Thinking about a return to college or another academic program? Make your first stop with an educational counselor.

While most traditional students work with academic advisors to select courses and stay on track for graduation, returning adult students often require a different type of advising — one that takes a more holistic approach.

Ace Hilliard
Ace Hilliard

Many of the returning adult students I advise come with a full plate of personal and professional responsibilities. They have jobs and are supporting families, sometimes as single parents. They’ve actively served in the military. They are vital members of their community. In short, returning adult students have a lot going on; the prospect of taking on a degree or other academic program comes with questions about how they can make this work with their job, finances and family.

Educational counselors — whom you’ll usually find at your institution’s career center or department of continuing education — help returning adult students not only with questions about academics but finding an education program that fits their goals and circumstances. There are a few things you can do to prepare for your meeting with an educational counselor.

First, it helps to come with some ideas about your goals for pursuing additional education. Are you looking to level up your skills or move into a management position? Are you interested in changing careers or pursuing a new passion? Answers to these questions can help guide you to a variety of educational options — from courses and stackable credits to certificates and degree programs.

Second, be ready to openly and honestly discuss how much time you have to dedicate to your education as well as your current financial situation. Educational counselors can help you find programs that work with your schedule, whether it’s in-person weekend classes or a fully online degree program. They can also help you find scholarships, grants and other types of financial aid so that paying for your education doesn’t add financial strain to your personal life.

Finally, bring any unofficial transcripts from your most recent coursework — whether it’s high school, college or professional training — along with an updated resume if you have one. This will show your educational counselor your academic and professional experience, along with your strengths and areas for growth. If you have grades from previous coursework that don’t reflect your best work, an educational counselor can provide options for overcoming them and moving forward.

Our job as educational counselors is to center the student, not the school. We dig deep to determine the best fit for you, even if it’s not with our institution. There’s no harm in making an appointment, and you’ll likely come away inspired by the educational possibilities you never even knew existed.

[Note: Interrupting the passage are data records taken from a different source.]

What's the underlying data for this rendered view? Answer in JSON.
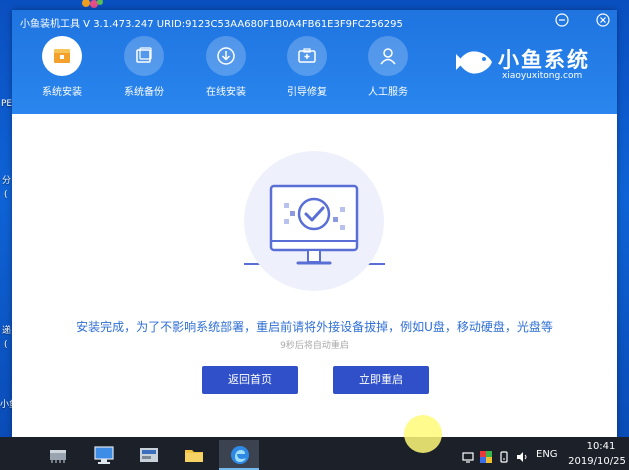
{
  "desktop": {
    "fragments": [
      "PE",
      "分",
      "(",
      "递",
      "(",
      "小鱼"
    ]
  },
  "window": {
    "title": "小鱼装机工具 V 3.1.473.247 URID:9123C53AA680F1B0A4FB61E3F9FC256295",
    "minimize_icon": "minimize-icon",
    "close_icon": "close-icon"
  },
  "nav": {
    "items": [
      {
        "label": "系统安装",
        "icon": "system-install-icon",
        "active": true
      },
      {
        "label": "系统备份",
        "icon": "system-backup-icon",
        "active": false
      },
      {
        "label": "在线安装",
        "icon": "online-install-icon",
        "active": false
      },
      {
        "label": "引导修复",
        "icon": "boot-repair-icon",
        "active": false
      },
      {
        "label": "人工服务",
        "icon": "manual-service-icon",
        "active": false
      }
    ]
  },
  "brand": {
    "name": "小鱼系统",
    "subtitle": "xiaoyuxitong.com"
  },
  "content": {
    "message": "安装完成，为了不影响系统部署，重启前请将外接设备拔掉，例如U盘，移动硬盘，光盘等",
    "countdown": "9秒后将自动重启",
    "buttons": {
      "home": "返回首页",
      "restart": "立即重启"
    }
  },
  "taskbar": {
    "apps": [
      "chip-icon",
      "computer-icon",
      "disk-tool-icon",
      "folder-icon",
      "edge-icon"
    ],
    "tray_icons": [
      "network-icon",
      "color-icon",
      "disk-icon",
      "speaker-icon"
    ],
    "language": "ENG",
    "time": "10:41",
    "date": "2019/10/25"
  },
  "colors": {
    "accent": "#2a86ee",
    "button": "#2f50c8",
    "message": "#2f6fd6",
    "taskbar": "#1b2029"
  }
}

The Lifelong Learner is a monthly feature written by UW–Madison’s Continuing Studies staff. Ace Hilliard, an educational counselor, can be reached at This article first appeared in the Wisconsin State Journal on September 11, 2022.